William Frederich Gullen (Brettel’s father) had copied these plates of Audlem, possibly to help his wife stave off homesickness. However, a mere two years afterwards she would be making her way back to the UK with her four children. The ship passenger list states that she is now a ‘widow’. Her husband had died close to his 40th birthday. Brettel was now the head of the family, aged 9.
|1894 Passenger List Montreal to Liverpool from Ancestry|
Regardless of this setback, the remaining family’s fortune seemed to remain good over the next few years.
As Brettel grew up, he studied in both Leeds and London as a railway carriage draftsman and continued in his work with the railway throughout his life. Multiple passenger lists show him going between Southampton and Buenos Aires repeatedly. A lot of British companies were buying up Argentinian rail networks around this time which could explain Brettel’s presence there.
|1933 Passenger list Buenos Aires to Southampton from Ancestry|
All the family except Brettel show up in the 1911 Wales census, with an address in Cardiff. It shows us that the daughters have all followed in their mother’s and grandfather’s footsteps and become teachers. The address here and the address found 22 years later on Brettel’s passenger list (above) are under a 45 minute walk from each other. We don’t know if Brettel moved away or they all moved and continued to live together not far down the road.
|1911 Wales Census from Ancestry|
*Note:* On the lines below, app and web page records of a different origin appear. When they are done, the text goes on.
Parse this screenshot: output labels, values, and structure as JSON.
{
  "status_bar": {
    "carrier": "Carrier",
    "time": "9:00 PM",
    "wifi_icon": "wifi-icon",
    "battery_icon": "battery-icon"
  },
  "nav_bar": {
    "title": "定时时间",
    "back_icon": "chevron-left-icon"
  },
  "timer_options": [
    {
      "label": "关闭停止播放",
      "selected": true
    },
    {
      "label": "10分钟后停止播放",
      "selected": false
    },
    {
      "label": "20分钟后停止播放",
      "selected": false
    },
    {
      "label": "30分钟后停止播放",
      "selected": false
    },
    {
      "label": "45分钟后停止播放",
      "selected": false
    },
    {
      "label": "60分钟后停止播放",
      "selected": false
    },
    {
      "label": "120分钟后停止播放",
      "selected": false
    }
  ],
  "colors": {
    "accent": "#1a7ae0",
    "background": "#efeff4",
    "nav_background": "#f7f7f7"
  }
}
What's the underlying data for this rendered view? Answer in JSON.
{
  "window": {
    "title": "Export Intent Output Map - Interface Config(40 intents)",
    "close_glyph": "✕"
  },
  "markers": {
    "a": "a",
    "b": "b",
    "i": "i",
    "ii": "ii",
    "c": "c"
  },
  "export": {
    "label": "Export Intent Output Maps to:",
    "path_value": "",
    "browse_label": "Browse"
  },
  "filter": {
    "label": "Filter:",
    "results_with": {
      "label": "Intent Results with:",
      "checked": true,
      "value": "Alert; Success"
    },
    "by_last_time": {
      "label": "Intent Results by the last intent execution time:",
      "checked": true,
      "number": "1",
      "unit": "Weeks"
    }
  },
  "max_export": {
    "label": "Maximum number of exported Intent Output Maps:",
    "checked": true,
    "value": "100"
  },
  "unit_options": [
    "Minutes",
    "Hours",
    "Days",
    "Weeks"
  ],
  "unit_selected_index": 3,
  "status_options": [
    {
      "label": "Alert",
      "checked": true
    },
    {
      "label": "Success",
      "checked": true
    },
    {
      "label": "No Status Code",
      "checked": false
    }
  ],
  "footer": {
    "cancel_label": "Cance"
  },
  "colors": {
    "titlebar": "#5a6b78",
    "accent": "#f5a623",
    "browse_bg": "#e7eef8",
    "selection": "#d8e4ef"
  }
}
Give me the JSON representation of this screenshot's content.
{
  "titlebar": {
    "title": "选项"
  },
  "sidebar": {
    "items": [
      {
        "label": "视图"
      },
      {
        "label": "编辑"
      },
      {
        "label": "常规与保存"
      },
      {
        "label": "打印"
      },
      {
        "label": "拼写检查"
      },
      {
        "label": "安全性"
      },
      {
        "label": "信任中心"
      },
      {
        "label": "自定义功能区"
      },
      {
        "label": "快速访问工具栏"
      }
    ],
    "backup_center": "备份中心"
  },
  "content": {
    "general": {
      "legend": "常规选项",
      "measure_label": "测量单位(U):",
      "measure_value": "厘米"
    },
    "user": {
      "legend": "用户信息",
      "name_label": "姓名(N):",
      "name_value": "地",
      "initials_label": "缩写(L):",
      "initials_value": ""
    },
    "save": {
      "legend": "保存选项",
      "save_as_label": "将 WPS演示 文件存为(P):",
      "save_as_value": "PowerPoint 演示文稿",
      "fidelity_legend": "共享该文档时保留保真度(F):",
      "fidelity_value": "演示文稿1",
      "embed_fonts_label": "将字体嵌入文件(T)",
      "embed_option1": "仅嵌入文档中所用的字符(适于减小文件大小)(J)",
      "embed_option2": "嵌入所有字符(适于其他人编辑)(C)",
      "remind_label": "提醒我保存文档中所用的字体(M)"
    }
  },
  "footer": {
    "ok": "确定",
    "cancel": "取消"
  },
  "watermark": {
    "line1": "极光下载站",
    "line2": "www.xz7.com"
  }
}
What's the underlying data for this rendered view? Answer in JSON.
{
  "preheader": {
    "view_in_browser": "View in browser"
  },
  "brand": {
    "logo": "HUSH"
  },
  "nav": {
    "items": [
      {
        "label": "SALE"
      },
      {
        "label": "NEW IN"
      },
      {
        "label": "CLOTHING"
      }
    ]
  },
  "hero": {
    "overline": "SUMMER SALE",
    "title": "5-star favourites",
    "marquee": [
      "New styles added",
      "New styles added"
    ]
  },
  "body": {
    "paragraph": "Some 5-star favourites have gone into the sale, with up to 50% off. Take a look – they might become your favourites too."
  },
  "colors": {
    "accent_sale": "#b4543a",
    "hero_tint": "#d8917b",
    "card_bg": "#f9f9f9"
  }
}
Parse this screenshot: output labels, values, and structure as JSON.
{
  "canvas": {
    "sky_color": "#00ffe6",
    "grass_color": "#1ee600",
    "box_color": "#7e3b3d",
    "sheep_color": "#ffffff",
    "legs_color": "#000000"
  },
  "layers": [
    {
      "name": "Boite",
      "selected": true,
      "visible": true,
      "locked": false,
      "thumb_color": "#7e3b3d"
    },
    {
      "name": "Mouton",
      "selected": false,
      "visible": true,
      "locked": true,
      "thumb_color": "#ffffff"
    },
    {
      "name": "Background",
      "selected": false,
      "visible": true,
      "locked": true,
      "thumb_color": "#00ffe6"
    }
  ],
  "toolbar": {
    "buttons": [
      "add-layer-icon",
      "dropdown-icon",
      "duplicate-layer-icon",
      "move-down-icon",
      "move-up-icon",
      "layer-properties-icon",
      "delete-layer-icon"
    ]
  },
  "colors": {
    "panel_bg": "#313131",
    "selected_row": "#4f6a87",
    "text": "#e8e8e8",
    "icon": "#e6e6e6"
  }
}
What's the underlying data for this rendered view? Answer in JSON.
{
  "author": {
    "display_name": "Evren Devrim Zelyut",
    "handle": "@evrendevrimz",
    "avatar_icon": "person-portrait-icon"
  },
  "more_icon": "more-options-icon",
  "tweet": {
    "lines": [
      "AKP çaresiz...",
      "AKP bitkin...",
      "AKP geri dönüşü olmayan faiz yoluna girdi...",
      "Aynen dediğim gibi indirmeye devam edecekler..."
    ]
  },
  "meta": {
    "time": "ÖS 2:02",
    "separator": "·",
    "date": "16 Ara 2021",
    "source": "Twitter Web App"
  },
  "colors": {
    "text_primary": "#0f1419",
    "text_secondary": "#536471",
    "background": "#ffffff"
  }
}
|The whole Gullen family (inc. a 5th child who died in infancy) with pet bird- c11613 on Cheshire Image Bank|